Please set out each line below exactly as it stands, without the images.

•••••

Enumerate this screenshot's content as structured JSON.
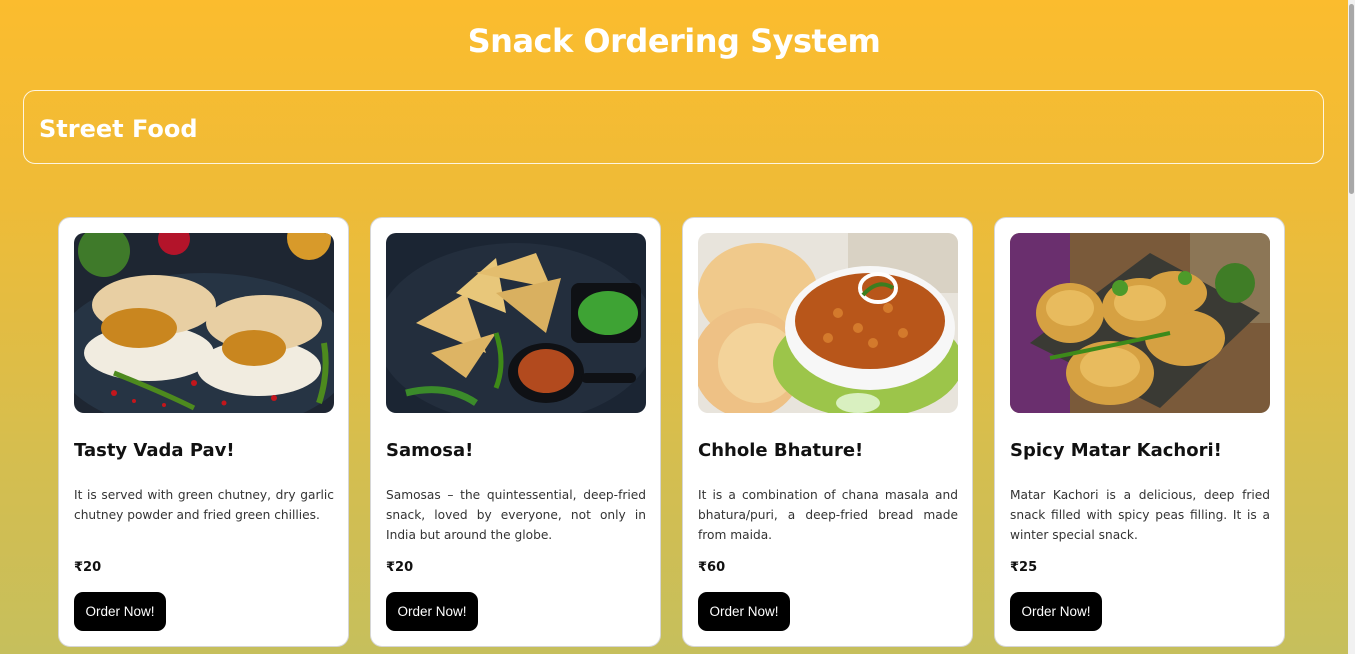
{
  "header": {
    "title": "Snack Ordering System"
  },
  "category": {
    "title": "Street Food"
  },
  "cards": [
    {
      "image_alt": "vada-pav-photo",
      "title": "Tasty Vada Pav!",
      "description": "It is served with green chutney, dry garlic chutney powder and fried green chillies.",
      "price": "₹20",
      "button_label": "Order Now!"
    },
    {
      "image_alt": "samosa-photo",
      "title": "Samosa!",
      "description": "Samosas – the quintessential, deep-fried snack, loved by everyone, not only in India but around the globe.",
      "price": "₹20",
      "button_label": "Order Now!"
    },
    {
      "image_alt": "chhole-bhature-photo",
      "title": "Chhole Bhature!",
      "description": "It is a combination of chana masala and bhatura/puri, a deep-fried bread made from maida.",
      "price": "₹60",
      "button_label": "Order Now!"
    },
    {
      "image_alt": "matar-kachori-photo",
      "title": "Spicy Matar Kachori!",
      "description": "Matar Kachori is a delicious, deep fried snack filled with spicy peas filling. It is a winter special snack.",
      "price": "₹25",
      "button_label": "Order Now!"
    }
  ]
}
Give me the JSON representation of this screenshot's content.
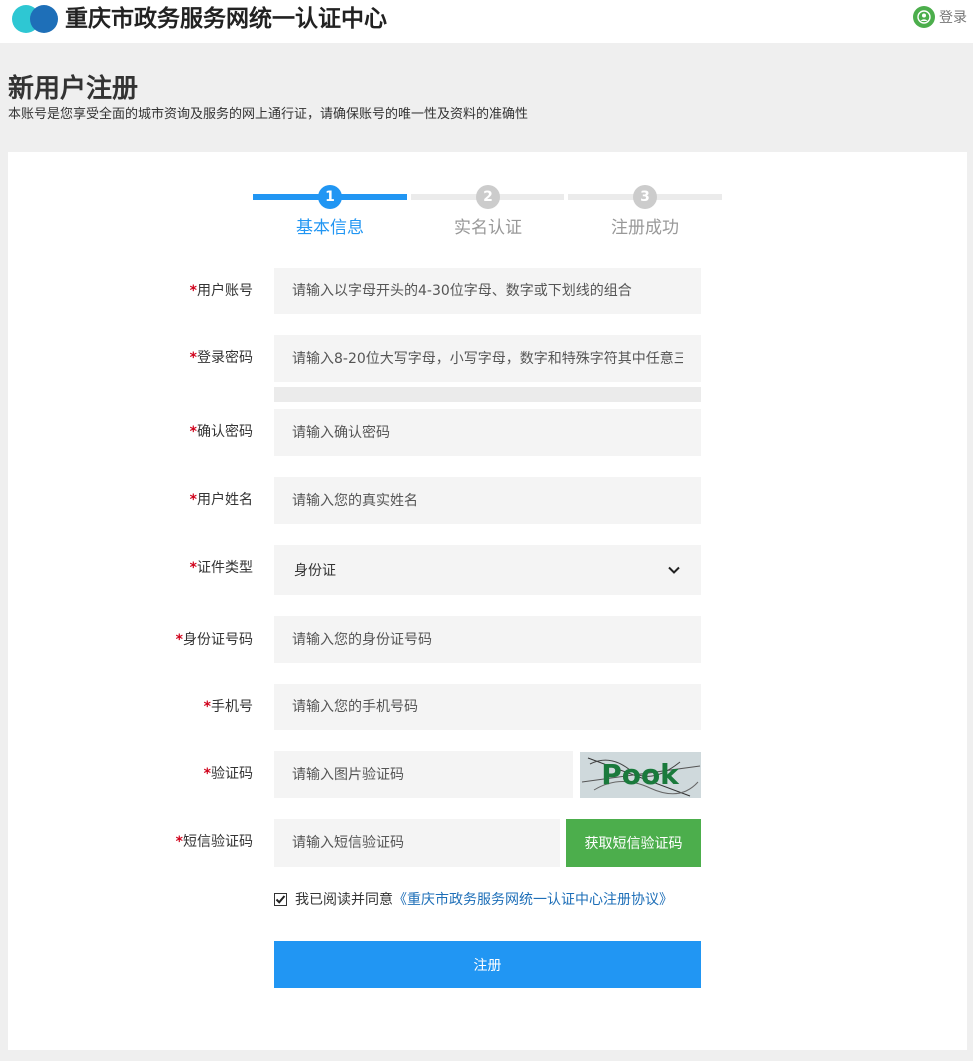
{
  "header": {
    "site_title": "重庆市政务服务网统一认证中心",
    "login_label": "登录"
  },
  "page": {
    "title": "新用户注册",
    "subtitle": "本账号是您享受全面的城市资询及服务的网上通行证，请确保账号的唯一性及资料的准确性"
  },
  "steps": [
    {
      "number": "1",
      "label": "基本信息",
      "active": true
    },
    {
      "number": "2",
      "label": "实名认证",
      "active": false
    },
    {
      "number": "3",
      "label": "注册成功",
      "active": false
    }
  ],
  "form": {
    "required_mark": "*",
    "username": {
      "label": "用户账号",
      "placeholder": "请输入以字母开头的4-30位字母、数字或下划线的组合"
    },
    "password": {
      "label": "登录密码",
      "placeholder": "请输入8-20位大写字母，小写字母，数字和特殊字符其中任意三"
    },
    "confirm_password": {
      "label": "确认密码",
      "placeholder": "请输入确认密码"
    },
    "real_name": {
      "label": "用户姓名",
      "placeholder": "请输入您的真实姓名"
    },
    "id_type": {
      "label": "证件类型",
      "value": "身份证"
    },
    "id_number": {
      "label": "身份证号码",
      "placeholder": "请输入您的身份证号码"
    },
    "phone": {
      "label": "手机号",
      "placeholder": "请输入您的手机号码"
    },
    "captcha": {
      "label": "验证码",
      "placeholder": "请输入图片验证码",
      "image_text": "Pook"
    },
    "sms_code": {
      "label": "短信验证码",
      "placeholder": "请输入短信验证码",
      "button_label": "获取短信验证码"
    },
    "agreement": {
      "prefix": "我已阅读并同意",
      "link_text": "《重庆市政务服务网统一认证中心注册协议》",
      "checked": true
    },
    "submit_label": "注册"
  },
  "colors": {
    "accent_blue": "#2196f3",
    "success_green": "#4cae4c",
    "required_red": "#d0021b",
    "inactive_gray": "#cccccc",
    "link_blue": "#1e6fb8"
  }
}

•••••

ANSWER FOR THIS EXERCISE ▸
Enumerate this screenshot's content as structured JSON.
{
  "header": {
    "title": "Snack Ordering System"
  },
  "category": {
    "title": "Street Food"
  },
  "cards": [
    {
      "image_alt": "vada-pav-photo",
      "title": "Tasty Vada Pav!",
      "description": "It is served with green chutney, dry garlic chutney powder and fried green chillies.",
      "price": "₹20",
      "button_label": "Order Now!"
    },
    {
      "image_alt": "samosa-photo",
      "title": "Samosa!",
      "description": "Samosas – the quintessential, deep-fried snack, loved by everyone, not only in India but around the globe.",
      "price": "₹20",
      "button_label": "Order Now!"
    },
    {
      "image_alt": "chhole-bhature-photo",
      "title": "Chhole Bhature!",
      "description": "It is a combination of chana masala and bhatura/puri, a deep-fried bread made from maida.",
      "price": "₹60",
      "button_label": "Order Now!"
    },
    {
      "image_alt": "matar-kachori-photo",
      "title": "Spicy Matar Kachori!",
      "description": "Matar Kachori is a delicious, deep fried snack filled with spicy peas filling. It is a winter special snack.",
      "price": "₹25",
      "button_label": "Order Now!"
    }
  ]
}
Give me the JSON representation of this screenshot's content.
{
  "header": {
    "site_title": "重庆市政务服务网统一认证中心",
    "login_label": "登录"
  },
  "page": {
    "title": "新用户注册",
    "subtitle": "本账号是您享受全面的城市资询及服务的网上通行证，请确保账号的唯一性及资料的准确性"
  },
  "steps": [
    {
      "number": "1",
      "label": "基本信息",
      "active": true
    },
    {
      "number": "2",
      "label": "实名认证",
      "active": false
    },
    {
      "number": "3",
      "label": "注册成功",
      "active": false
    }
  ],
  "form": {
    "required_mark": "*",
    "username": {
      "label": "用户账号",
      "placeholder": "请输入以字母开头的4-30位字母、数字或下划线的组合"
    },
    "password": {
      "label": "登录密码",
      "placeholder": "请输入8-20位大写字母，小写字母，数字和特殊字符其中任意三"
    },
    "confirm_password": {
      "label": "确认密码",
      "placeholder": "请输入确认密码"
    },
    "real_name": {
      "label": "用户姓名",
      "placeholder": "请输入您的真实姓名"
    },
    "id_type": {
      "label": "证件类型",
      "value": "身份证"
    },
    "id_number": {
      "label": "身份证号码",
      "placeholder": "请输入您的身份证号码"
    },
    "phone": {
      "label": "手机号",
      "placeholder": "请输入您的手机号码"
    },
    "captcha": {
      "label": "验证码",
      "placeholder": "请输入图片验证码",
      "image_text": "Pook"
    },
    "sms_code": {
      "label": "短信验证码",
      "placeholder": "请输入短信验证码",
      "button_label": "获取短信验证码"
    },
    "agreement": {
      "prefix": "我已阅读并同意",
      "link_text": "《重庆市政务服务网统一认证中心注册协议》",
      "checked": true
    },
    "submit_label": "注册"
  },
  "colors": {
    "accent_blue": "#2196f3",
    "success_green": "#4cae4c",
    "required_red": "#d0021b",
    "inactive_gray": "#cccccc",
    "link_blue": "#1e6fb8"
  }
}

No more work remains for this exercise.